Johnsen got an illness that prevented him gradually from playing actively, and he died much too early on July 24, 2011, after a heart attack at the age of 41.[8]

Discography (in selection)

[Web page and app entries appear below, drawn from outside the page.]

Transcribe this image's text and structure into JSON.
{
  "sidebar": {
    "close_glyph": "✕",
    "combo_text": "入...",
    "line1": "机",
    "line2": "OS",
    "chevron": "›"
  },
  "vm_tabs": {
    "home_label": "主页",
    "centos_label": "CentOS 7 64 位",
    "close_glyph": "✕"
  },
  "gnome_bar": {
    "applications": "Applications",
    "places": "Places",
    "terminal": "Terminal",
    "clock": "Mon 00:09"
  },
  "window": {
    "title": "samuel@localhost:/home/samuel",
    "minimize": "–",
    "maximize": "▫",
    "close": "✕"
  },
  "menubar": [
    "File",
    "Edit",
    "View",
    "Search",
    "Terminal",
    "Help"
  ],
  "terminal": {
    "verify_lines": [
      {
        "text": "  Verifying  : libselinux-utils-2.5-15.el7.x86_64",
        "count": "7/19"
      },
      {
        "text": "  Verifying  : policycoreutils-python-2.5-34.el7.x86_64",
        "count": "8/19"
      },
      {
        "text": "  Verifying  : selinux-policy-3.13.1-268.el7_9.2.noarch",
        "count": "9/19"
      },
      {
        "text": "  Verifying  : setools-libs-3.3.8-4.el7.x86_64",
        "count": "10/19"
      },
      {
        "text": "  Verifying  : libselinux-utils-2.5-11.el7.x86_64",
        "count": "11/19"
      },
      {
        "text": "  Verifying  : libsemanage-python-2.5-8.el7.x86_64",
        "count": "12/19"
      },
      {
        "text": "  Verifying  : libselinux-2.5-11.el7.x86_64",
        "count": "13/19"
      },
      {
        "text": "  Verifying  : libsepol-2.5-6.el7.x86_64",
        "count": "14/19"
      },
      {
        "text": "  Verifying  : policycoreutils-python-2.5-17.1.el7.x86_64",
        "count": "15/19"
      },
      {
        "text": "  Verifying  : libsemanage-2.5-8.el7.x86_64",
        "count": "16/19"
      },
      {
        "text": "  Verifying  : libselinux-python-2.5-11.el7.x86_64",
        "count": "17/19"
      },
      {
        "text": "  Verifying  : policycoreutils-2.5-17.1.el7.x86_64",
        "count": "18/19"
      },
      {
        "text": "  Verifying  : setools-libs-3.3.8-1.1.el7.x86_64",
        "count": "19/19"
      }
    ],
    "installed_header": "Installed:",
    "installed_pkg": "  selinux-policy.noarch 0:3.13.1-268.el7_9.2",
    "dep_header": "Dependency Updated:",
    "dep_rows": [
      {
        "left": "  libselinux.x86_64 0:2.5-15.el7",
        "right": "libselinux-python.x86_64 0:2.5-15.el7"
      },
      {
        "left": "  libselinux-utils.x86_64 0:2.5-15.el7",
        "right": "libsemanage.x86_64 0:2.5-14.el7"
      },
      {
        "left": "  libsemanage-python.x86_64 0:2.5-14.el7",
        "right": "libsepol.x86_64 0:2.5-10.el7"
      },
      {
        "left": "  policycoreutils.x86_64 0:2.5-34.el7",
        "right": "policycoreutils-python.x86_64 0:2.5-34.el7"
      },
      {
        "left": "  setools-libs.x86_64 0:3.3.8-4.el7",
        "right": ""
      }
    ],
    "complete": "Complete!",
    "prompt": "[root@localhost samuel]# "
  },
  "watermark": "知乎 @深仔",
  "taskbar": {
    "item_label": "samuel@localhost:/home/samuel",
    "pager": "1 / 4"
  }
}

With Trond Bjertnes & Frode Barth
  • 1993: Egentlig (Ponca Jazz Records)
  • 1997: JEG (MTG)
Within Svein Olav Herstad Trio
  • 1993: Dig (Ponca Jazz Recordings), trio including Torbjørn Engan
  • 1997: Sommerregn (Ponca Jazz Recordings), trio including Per Oddvar Johansen
  • 2006: Suite for Simmons (Jazzaway), trio including Johnsen/Johansen feat. Sonny Simmons live from Festiviteten Hall, Sildajazz in Haugesund (2005), performing a commission in six parts
With Ditlef Eckhoff
  • 1997: Impressions Of Antibes (Gemini Records)
Within The Alf Kjellman Project
  • 1997: Youll Always Need Friends (Gemini Records)
With Monica Borgen
  • 1998: Choice (Midnight Blue Music)[5]
With Jan Erik Kongshaug
  • 1998: The Other World (ACT)
  • 2003: All These Years (Hot Club Records)
Within «Køhn/Johansen Sextet»
  • 1999: Woman´s Got to Have It
  • 2003: Angels
With Einar Iversen & Ditlef Eckhoff
  • 1999: Merry Christmas (Hi-Di Music)
With Silje Nergaard Band
  • 2000: Port of call (EmArcy)
  • 2001: At first light (EmArcy)
  • 2003: Nightwatch (EmArcy)
With Tord Gustavsen Trio
  • 2002: Changing Places (ECM)
  • 2004: The Ground (ECM)
  • 2006: Being There (ECM)
Duo with Frode Barth
  • 2007: Blue spheres (MTG)
With other projects
  • 1988: Hummer og kanari, Frode A. Danielsen
  • 1996: Østkantblues, Karl Sundby / Erik Wesseltoft
  • 1999: Together, Inge Stangvik / Eivind Sannes


  1. Hammerø, Tor. "Harald Johnsen Biography". Store Norske Leksikon. Kunnskapsforlaget. Retrieved on 2012-11-25.
  2. 2.0 2.1 Johnsen, Harald Biography (Norwegian). (2011-11-03). Retrieved on 2012-11-25.
  3. Biografphy from Store Norske Leksikon. (in Norwegian)
  4. Jazzlinja. Retrieved on 2012-11-25.
  5. 5.0 5.1 Hammerø, Tor (2001-06-26). Monica Borgen: Midnight Blue Review (Norwegian). Retrieved on 2012-11-25.
  6. Biography from The Official Tord Gustavsen Trio Webcite.
  7. Barth & Johnsen Official Webcite.
  8. - Jazz breaking news: Internationally Known Norwegian Bassist Harald Johnsen Dies.

External links

This page was last modified 17.11.2013 18:44:42

This article uses material from the article Harald Johnsen from the free encyclopedia Wikipedia and it is licensed under the GNU Free Documentation License.